The 2010 Criminal Justice (Money Laundering and Terrorist Financing) Act entered into force in 2010. With this act, money laundering crime is clearly defined and penalties are specified in Ireland. Ireland's anti money laundering regulations law has been changed over time to comply with the European Union Directives (money laundering directive) and Financial Action Task Force (FATF) recommendations.
According to the Criminal Justice (Money Laundering and Terrorist Financing) Act, firms must conduct a risk assessment of money laundering and terrorist financing risks. In addition to this, the European Union, FATF and other local and international regulators agree that the foundation of an AML program is based on a risk-based approach. The purpose of risk assessment is to classify customers according to their risk levels and to apply a control process appropriate to each risk level. Many different components must be taken into account when companies make risk assessments.
Sections 33 to 39 of CJA 2010 describe the "Customer Due Diligence" measures that companies must implement before starting a business relationship with customers. Customer Due Diligence procedures are one of the key keys to AML compliance in Ireland. According to CJA 2010 Section 33, firms can open the client account before the CDD is complete, but the client cannot take any action until the CDD is complete.

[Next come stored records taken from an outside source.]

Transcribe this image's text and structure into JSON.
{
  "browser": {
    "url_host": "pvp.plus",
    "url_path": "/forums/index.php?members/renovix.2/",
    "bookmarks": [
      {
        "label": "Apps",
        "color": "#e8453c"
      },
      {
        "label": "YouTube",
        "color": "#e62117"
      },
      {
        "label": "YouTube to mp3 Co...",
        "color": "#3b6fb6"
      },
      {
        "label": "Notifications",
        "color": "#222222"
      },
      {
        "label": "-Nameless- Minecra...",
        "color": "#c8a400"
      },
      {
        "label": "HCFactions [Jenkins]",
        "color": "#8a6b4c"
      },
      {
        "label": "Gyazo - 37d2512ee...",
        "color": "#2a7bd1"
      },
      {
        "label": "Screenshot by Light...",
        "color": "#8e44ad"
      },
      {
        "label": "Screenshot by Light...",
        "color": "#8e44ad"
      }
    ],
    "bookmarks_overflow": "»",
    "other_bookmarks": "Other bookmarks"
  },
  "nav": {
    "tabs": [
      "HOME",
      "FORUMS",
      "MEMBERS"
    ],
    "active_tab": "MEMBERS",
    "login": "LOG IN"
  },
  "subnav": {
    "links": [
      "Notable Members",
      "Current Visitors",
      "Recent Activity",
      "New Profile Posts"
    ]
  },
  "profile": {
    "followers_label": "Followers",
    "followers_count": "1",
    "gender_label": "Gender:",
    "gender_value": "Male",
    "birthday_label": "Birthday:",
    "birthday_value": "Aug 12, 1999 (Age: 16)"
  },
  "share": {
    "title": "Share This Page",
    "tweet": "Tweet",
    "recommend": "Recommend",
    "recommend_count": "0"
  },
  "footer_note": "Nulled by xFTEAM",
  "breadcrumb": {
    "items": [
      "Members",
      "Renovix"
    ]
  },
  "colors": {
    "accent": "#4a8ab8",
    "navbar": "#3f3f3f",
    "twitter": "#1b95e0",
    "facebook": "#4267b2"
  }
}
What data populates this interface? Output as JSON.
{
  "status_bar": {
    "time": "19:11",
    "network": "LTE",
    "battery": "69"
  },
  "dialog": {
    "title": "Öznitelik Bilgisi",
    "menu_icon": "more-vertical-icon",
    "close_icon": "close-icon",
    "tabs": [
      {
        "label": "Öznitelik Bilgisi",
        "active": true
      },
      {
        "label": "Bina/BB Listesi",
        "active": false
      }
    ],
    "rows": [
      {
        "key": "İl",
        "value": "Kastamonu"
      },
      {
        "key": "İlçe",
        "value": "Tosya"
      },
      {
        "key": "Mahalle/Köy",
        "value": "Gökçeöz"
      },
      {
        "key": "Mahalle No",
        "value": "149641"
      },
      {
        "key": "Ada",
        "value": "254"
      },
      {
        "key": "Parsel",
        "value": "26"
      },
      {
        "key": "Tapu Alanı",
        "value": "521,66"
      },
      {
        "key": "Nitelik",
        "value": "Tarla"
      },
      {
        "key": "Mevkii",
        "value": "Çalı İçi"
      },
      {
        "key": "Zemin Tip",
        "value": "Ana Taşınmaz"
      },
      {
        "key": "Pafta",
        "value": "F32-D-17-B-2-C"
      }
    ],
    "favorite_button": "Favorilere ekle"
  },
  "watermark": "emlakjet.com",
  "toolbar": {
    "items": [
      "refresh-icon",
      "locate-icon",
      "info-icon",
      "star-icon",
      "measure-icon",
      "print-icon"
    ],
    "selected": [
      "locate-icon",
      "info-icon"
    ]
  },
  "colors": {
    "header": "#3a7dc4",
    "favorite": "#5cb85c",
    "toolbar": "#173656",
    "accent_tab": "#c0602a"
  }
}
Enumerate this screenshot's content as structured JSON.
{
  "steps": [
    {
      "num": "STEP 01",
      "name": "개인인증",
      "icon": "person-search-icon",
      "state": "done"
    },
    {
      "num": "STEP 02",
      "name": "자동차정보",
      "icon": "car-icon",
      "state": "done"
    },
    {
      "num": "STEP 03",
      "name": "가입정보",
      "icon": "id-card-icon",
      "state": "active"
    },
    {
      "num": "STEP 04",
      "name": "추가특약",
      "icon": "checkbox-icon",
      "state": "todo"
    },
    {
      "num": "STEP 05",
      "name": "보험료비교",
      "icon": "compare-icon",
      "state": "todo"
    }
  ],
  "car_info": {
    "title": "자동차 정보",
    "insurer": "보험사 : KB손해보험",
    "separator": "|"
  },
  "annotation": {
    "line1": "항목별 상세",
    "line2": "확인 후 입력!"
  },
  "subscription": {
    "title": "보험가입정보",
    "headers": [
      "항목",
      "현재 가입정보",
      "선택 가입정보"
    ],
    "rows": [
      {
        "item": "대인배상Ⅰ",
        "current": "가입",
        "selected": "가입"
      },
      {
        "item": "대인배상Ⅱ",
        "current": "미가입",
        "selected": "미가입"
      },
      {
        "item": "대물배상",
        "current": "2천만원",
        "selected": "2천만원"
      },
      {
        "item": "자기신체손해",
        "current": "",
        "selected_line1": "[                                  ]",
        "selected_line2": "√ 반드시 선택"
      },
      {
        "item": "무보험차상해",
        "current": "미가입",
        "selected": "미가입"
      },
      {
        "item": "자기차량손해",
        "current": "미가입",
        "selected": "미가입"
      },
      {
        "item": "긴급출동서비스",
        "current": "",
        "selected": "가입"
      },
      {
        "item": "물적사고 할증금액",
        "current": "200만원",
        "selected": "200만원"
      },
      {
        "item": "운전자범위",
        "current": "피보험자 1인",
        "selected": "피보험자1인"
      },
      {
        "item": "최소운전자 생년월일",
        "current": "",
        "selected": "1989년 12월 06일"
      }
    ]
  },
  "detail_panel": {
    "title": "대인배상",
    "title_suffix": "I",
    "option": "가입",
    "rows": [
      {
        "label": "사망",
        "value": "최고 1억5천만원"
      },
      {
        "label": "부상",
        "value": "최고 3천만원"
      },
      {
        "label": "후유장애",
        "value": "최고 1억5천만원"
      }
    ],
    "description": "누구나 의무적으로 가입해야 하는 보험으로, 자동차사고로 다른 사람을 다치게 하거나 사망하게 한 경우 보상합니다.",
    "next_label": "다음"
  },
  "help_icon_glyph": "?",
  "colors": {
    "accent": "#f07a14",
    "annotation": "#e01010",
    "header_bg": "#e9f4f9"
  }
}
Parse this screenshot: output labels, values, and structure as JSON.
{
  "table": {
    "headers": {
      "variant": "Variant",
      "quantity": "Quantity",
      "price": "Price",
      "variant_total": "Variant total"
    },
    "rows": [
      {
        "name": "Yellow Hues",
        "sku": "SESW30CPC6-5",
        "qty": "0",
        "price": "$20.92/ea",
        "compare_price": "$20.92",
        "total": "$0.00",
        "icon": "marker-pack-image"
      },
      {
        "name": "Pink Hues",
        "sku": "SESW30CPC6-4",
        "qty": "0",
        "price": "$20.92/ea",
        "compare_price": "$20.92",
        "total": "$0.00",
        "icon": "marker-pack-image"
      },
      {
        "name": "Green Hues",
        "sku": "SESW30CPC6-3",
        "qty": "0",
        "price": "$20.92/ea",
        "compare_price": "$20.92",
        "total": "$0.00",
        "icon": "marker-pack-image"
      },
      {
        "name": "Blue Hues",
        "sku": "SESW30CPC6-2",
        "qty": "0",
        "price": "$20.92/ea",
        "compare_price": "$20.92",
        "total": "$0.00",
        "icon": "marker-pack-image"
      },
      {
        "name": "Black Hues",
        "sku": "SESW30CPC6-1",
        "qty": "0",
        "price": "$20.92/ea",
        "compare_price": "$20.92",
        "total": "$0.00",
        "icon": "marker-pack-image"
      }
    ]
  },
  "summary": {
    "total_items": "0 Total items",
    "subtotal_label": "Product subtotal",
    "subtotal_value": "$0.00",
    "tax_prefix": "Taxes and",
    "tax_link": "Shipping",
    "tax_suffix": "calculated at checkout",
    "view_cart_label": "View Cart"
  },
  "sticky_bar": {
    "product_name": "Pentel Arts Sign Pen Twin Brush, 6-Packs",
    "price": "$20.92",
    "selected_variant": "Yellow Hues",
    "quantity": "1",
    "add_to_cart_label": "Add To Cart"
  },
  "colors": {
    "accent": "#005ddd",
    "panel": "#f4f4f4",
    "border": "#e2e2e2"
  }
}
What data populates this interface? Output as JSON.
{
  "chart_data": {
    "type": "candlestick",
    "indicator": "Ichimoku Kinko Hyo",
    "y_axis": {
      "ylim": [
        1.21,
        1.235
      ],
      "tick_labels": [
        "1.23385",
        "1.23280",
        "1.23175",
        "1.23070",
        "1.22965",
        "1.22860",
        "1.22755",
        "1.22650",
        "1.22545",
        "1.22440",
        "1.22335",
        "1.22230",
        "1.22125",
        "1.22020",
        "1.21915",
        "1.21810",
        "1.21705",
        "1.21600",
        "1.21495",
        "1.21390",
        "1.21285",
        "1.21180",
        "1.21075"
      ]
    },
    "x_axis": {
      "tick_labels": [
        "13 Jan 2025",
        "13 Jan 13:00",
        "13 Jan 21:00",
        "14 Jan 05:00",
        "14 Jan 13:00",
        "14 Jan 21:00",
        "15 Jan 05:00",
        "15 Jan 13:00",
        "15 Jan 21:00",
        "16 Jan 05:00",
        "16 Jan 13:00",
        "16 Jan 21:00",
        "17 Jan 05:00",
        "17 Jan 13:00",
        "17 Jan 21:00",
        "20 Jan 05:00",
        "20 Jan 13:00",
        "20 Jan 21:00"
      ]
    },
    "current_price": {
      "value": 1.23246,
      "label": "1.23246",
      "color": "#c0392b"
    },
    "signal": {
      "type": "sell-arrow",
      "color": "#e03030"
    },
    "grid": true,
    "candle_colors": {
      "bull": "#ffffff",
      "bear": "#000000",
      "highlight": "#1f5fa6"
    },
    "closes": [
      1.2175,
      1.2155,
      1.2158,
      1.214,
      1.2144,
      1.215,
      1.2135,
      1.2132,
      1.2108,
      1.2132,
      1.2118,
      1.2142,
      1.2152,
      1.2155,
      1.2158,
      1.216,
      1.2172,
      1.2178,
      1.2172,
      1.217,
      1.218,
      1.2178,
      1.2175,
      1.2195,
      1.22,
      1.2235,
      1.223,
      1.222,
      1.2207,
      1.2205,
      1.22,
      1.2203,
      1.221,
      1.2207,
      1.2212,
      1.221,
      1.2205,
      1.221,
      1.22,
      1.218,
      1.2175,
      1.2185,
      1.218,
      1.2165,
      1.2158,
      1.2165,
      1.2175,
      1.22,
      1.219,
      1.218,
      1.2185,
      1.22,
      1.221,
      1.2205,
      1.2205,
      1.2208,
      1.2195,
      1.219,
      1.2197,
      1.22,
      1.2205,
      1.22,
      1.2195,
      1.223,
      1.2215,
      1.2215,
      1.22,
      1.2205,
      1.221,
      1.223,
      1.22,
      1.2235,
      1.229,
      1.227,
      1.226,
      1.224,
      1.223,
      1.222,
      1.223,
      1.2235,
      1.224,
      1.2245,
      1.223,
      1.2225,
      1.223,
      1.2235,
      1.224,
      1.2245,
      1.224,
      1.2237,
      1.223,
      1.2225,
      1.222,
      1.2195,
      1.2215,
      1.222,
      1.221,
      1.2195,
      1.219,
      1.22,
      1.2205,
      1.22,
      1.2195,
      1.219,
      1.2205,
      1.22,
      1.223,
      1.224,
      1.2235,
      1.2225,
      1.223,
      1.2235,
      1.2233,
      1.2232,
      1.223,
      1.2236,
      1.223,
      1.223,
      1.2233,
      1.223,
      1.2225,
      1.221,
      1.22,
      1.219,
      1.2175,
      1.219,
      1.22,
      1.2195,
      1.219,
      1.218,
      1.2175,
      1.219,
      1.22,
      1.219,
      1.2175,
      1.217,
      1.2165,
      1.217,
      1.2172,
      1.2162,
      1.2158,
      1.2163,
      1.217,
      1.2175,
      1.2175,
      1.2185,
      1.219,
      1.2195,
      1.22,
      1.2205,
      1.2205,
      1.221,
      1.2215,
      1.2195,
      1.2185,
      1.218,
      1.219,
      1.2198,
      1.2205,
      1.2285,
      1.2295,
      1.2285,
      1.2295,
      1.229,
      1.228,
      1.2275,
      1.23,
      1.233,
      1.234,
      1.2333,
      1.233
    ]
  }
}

One of the Customer Due Diligence procedures is sanction, PEP and adverse media screening. Countries impose sanctions on individuals they want to restrict. It is forbidden for companies to establish business relationships with people who have been sanctioned. Therefore, companies must control their customers by applying sanction screening in the customer onboarding process.
PEP stands for "Politically Exposed Person". PEPs have more opportunities for money laundering, corruption and bribery crimes than normal citizens, according to AML regulators. For this reason, PEPs are risky customers for financial institutions. Of course, PEPs are not prohibited from opening an account in a financial institution. However, due to the high risks posed by PEPs, companies need to detect PEPs in their customer account opening processes and apply a special AML program for them.
Adverse media is also known as negative media. Risks for financial institutions do not come only from sanctions and PEPs. Every year, a huge number of news from media sources about money laundering, terrorist financing, corruption, bribery, human trafficking and arms smuggling are published. Every year, a huge number of news from media sources about money laundering, terrorist financing, corruption, bribery, human trafficking and arms smuggling are published. Companies thus protect their reputation and prevent potential risks and threats.
Risks for companies are not limited to the customer onboarding process. Customers' information and customer risk level may change over time. Therefore, ongoing monitoring is of great importance for AML compliance. Companies must apply CDD procedures at regular intervals to detect changing customer information and risks. If deemed necessary, Enhanced Due Diligence procedures should be applied to high risk customers.
Sanction Scanner is an Anti-Money Laundering compliance software. Sanction Scanner provides solutions that help companies operating in Ireland under AML obligation to meet AML requirements. You can contact us to get information about our AML Solutions.